And this did not come as a happy accident. It came from caring enough about the place I was in, putting in the effort to maintain ties and giving people all my time and attention. It did not come from simply sitting back, but from constantly asking myself what I could do for those around me. This was something that I was too entitled in the past to realize when I thought that I would always be allotted this sacred space of freshperson year where friendships magically form.
Now that I’m back and almost done with my final year, I do not want to go home. I want to spend every minute here until security waits at the door for me to pack my bags. It is an almost cruel irony to think at the moment I most want to stay here that this space will be gone, lost to the cruelest kind of disappearance– not a physical one but a symbolic one. The next batch of seniors will soon inhabit the spaces that we leave behind, and the rooms we used to laugh and chat in, where we confessed our deepest secrets and spilled curry sauce over the couches, will soon be wiped clean of their memories and replaced by those we do not possess.

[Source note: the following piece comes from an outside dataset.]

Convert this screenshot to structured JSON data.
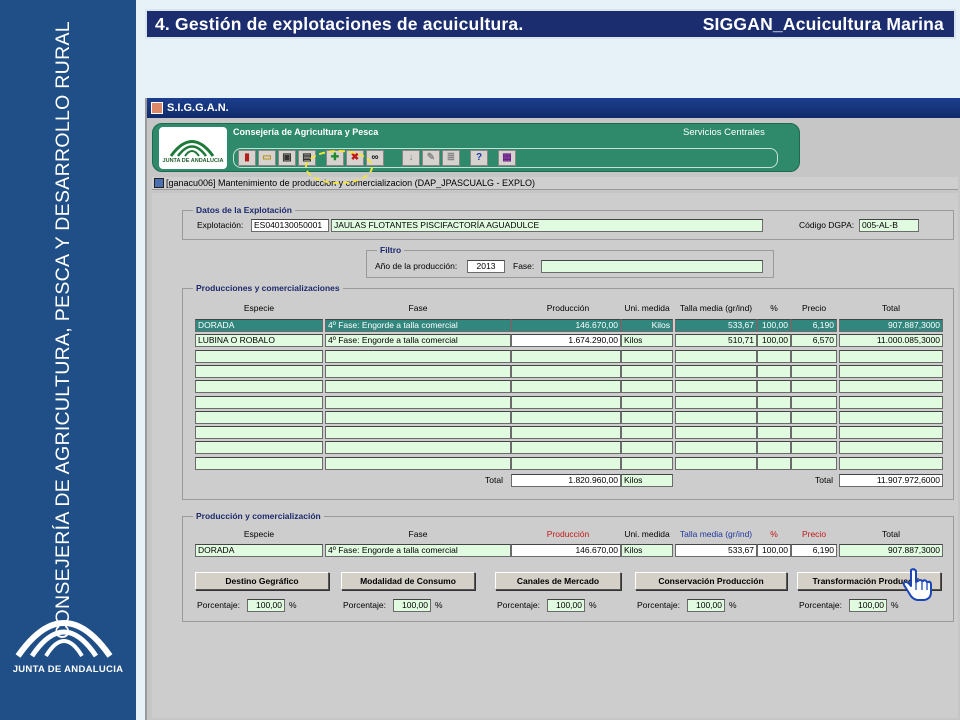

So, what became of the Capstone night KFC supper? As morning rolled around and the deadline drew nearer, at least one of us succumbed, and had to swallow the grade penalty for a late submission. But if you asked us whether the night was defined by this change in grade, or by the capstone projects at all, we could only tell you that the conversation we had in our 45 minutes of guilt-eating was one of our best ones yet. We talked about Tape Days, about the post-end-of-semester dinner mixers, things that happened in freshperson year that we remain ashamed of. We talked about Week Seven, RCX trips, the butteries when we still inhabited it, of suitemates come and gone. Even when we stopped talking about the past, the fact that we were even talking about anything at all had me thinking about everything these four years meant: the struggle to find myself in this space culminating in this conversation that, had we followed conventional wisdom at all, should not have happened. It was with this thought that I found myself missing this place more than I thought I ever would, and what a strange feeling it was, to miss something as it is happening as opposed to something that has already happened. But at that moment, that was the precise feeling I felt. There are probably no words for that.